◆ **PROBLEM DETAILS**
Could you please return each line of the data that has the word "icon"?

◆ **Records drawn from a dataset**
= = = = = = =
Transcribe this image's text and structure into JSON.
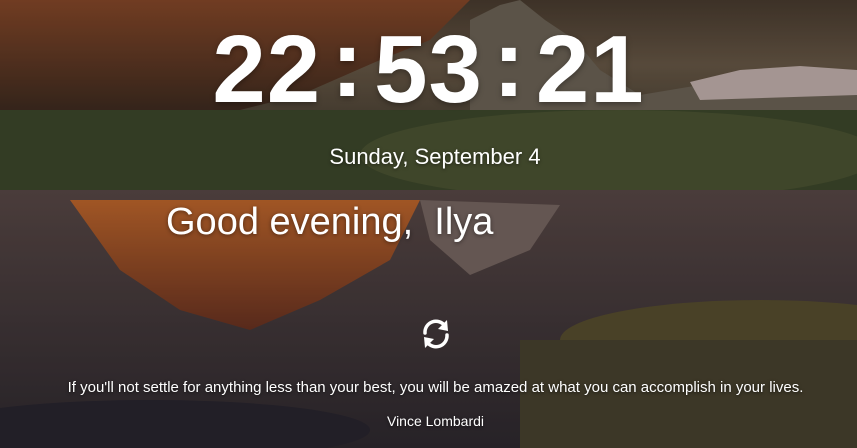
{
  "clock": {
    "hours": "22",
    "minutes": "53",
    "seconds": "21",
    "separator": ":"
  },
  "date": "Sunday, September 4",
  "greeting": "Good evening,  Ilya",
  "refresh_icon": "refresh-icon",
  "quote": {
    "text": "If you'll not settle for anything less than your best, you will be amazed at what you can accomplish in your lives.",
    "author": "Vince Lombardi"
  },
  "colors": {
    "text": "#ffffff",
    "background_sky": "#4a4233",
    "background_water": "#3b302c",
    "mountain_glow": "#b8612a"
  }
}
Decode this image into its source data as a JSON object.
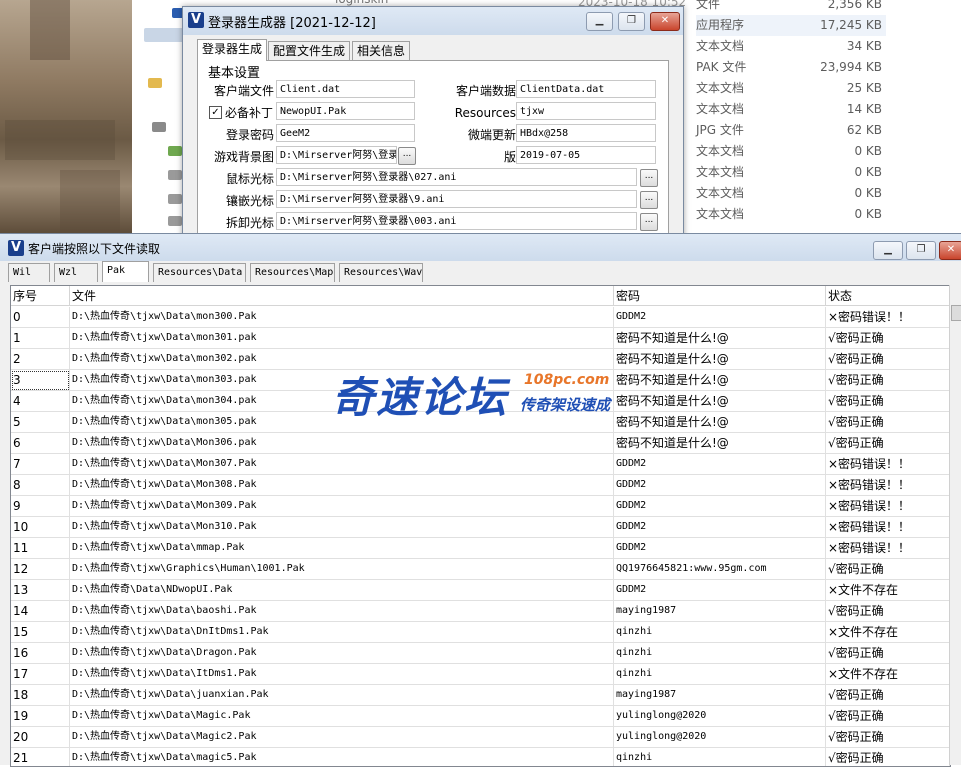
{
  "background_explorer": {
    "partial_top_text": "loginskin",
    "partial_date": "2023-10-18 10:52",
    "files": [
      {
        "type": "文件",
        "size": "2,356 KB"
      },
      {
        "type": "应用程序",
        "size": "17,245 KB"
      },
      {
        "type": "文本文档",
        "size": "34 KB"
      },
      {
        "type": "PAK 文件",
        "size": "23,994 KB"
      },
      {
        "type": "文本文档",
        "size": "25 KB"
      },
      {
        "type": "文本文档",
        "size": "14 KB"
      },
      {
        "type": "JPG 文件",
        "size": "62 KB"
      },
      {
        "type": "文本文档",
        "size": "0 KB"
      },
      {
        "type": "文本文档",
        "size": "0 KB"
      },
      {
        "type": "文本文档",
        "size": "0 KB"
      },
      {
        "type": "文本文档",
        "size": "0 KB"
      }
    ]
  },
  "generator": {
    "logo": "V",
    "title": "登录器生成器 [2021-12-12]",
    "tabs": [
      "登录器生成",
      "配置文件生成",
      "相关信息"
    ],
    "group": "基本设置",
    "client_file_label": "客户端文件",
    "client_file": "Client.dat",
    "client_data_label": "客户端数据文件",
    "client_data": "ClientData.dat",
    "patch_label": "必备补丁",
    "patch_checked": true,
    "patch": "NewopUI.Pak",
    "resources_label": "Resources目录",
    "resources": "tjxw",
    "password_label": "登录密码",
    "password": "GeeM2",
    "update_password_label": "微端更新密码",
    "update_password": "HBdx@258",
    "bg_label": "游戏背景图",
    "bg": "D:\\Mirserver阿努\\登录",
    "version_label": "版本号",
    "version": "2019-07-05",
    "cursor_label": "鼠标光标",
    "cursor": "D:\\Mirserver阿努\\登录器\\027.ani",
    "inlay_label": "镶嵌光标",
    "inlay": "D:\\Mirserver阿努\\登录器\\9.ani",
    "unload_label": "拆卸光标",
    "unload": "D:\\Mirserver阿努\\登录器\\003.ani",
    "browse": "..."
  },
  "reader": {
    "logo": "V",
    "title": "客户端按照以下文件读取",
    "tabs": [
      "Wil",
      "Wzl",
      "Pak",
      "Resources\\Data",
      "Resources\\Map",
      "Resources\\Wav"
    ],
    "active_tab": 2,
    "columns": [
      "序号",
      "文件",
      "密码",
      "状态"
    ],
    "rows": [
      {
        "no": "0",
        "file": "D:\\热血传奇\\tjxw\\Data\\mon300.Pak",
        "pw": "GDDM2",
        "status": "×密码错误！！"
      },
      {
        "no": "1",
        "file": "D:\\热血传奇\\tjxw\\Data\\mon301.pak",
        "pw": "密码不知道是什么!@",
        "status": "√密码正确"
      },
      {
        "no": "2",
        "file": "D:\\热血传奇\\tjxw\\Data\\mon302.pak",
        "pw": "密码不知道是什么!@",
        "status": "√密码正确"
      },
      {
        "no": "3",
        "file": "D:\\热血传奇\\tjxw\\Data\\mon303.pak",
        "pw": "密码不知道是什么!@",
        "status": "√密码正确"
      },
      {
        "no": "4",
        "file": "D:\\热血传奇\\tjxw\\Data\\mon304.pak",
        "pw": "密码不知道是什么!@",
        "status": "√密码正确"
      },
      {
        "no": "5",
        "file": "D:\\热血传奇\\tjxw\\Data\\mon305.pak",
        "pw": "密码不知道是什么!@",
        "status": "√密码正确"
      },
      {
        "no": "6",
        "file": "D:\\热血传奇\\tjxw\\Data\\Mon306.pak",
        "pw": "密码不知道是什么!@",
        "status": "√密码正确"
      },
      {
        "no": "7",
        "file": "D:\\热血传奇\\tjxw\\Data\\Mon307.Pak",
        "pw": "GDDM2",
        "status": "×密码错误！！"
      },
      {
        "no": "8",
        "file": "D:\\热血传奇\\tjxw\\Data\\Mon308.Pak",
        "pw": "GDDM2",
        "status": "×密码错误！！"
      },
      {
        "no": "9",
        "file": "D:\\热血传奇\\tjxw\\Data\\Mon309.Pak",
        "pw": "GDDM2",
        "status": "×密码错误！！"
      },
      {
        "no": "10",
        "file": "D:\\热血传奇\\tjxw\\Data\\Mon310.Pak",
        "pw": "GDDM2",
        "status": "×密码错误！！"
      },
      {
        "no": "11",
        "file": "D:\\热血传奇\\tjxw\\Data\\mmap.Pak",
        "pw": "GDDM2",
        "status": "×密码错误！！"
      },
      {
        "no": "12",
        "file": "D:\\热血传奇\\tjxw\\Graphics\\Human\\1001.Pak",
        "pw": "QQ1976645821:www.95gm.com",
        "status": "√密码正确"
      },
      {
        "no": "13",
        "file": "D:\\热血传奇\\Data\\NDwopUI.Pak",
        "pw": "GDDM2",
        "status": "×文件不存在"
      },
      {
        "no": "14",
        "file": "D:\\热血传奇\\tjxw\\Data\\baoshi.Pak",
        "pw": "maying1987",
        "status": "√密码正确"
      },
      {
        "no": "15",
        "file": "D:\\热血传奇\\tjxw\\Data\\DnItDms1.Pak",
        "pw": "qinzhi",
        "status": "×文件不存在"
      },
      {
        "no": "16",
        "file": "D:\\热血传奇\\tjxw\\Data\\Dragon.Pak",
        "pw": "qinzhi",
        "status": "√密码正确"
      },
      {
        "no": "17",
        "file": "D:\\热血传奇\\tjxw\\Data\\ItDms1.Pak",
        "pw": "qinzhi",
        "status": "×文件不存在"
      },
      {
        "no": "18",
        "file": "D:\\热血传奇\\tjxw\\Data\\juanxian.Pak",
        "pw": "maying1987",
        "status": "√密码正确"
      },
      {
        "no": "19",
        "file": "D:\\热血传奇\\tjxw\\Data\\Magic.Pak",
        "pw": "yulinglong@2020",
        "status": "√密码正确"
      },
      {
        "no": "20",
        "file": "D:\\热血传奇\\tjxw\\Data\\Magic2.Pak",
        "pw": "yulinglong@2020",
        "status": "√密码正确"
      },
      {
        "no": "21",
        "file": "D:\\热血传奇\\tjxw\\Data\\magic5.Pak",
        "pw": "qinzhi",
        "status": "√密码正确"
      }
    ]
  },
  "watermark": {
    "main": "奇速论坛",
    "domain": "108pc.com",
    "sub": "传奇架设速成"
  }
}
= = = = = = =
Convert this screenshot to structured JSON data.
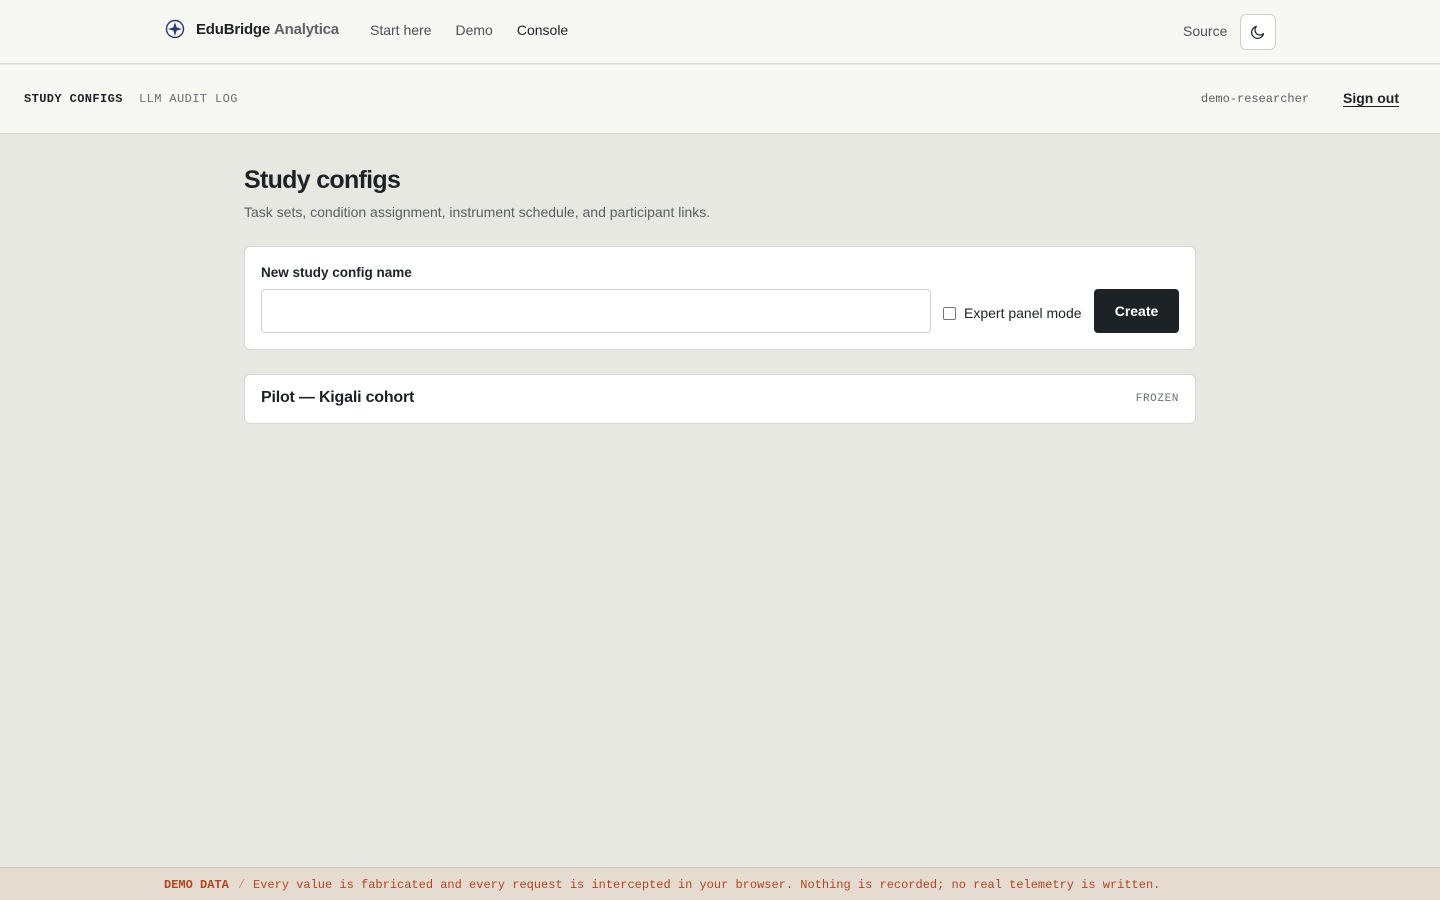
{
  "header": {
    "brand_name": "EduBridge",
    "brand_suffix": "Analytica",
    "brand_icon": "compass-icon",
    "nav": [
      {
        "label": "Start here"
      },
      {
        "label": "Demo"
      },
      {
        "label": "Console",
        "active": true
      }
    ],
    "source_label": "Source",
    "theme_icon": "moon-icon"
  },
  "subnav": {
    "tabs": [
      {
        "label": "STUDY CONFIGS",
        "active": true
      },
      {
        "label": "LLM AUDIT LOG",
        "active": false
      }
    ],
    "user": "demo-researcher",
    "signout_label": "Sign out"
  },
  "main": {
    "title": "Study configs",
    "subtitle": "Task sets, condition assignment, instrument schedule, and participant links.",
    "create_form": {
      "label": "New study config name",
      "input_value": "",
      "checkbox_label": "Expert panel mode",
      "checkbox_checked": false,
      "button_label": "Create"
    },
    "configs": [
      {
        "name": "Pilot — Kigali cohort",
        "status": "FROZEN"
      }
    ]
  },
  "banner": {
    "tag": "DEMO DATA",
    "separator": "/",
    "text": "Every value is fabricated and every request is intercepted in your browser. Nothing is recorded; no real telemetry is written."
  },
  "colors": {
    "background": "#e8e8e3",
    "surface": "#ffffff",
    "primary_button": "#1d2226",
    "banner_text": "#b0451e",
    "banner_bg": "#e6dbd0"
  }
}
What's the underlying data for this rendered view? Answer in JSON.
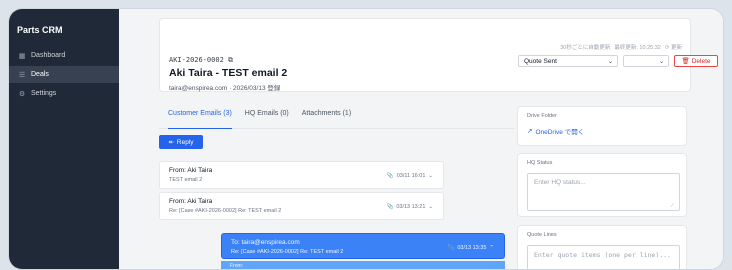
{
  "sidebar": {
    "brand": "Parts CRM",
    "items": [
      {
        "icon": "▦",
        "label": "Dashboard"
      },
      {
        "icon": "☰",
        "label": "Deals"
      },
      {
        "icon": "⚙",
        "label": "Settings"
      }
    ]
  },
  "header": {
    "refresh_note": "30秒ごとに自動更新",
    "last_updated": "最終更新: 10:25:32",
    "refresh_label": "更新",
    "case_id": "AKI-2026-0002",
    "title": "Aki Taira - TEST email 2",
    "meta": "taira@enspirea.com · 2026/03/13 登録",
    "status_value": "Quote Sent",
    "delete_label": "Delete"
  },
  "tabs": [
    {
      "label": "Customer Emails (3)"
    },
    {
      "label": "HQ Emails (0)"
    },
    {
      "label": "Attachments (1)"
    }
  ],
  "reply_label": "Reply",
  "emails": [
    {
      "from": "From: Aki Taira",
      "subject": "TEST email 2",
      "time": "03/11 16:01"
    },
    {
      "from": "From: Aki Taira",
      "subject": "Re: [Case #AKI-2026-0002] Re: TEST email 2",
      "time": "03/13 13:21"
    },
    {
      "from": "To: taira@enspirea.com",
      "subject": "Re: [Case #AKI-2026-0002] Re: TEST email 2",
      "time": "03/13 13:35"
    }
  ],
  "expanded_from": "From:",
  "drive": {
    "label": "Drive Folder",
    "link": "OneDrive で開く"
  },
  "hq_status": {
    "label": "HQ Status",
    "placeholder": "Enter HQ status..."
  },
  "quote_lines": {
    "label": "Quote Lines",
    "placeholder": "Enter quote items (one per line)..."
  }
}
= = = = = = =
◆ **ANSWER SPACE**
  "refresh_icon": "refresh-icon",
    "brand_icon": "compass-icon",
    "theme_icon": "moon-icon"
        "icon": "▦",
        "icon": "☰",
        "icon": "⚙",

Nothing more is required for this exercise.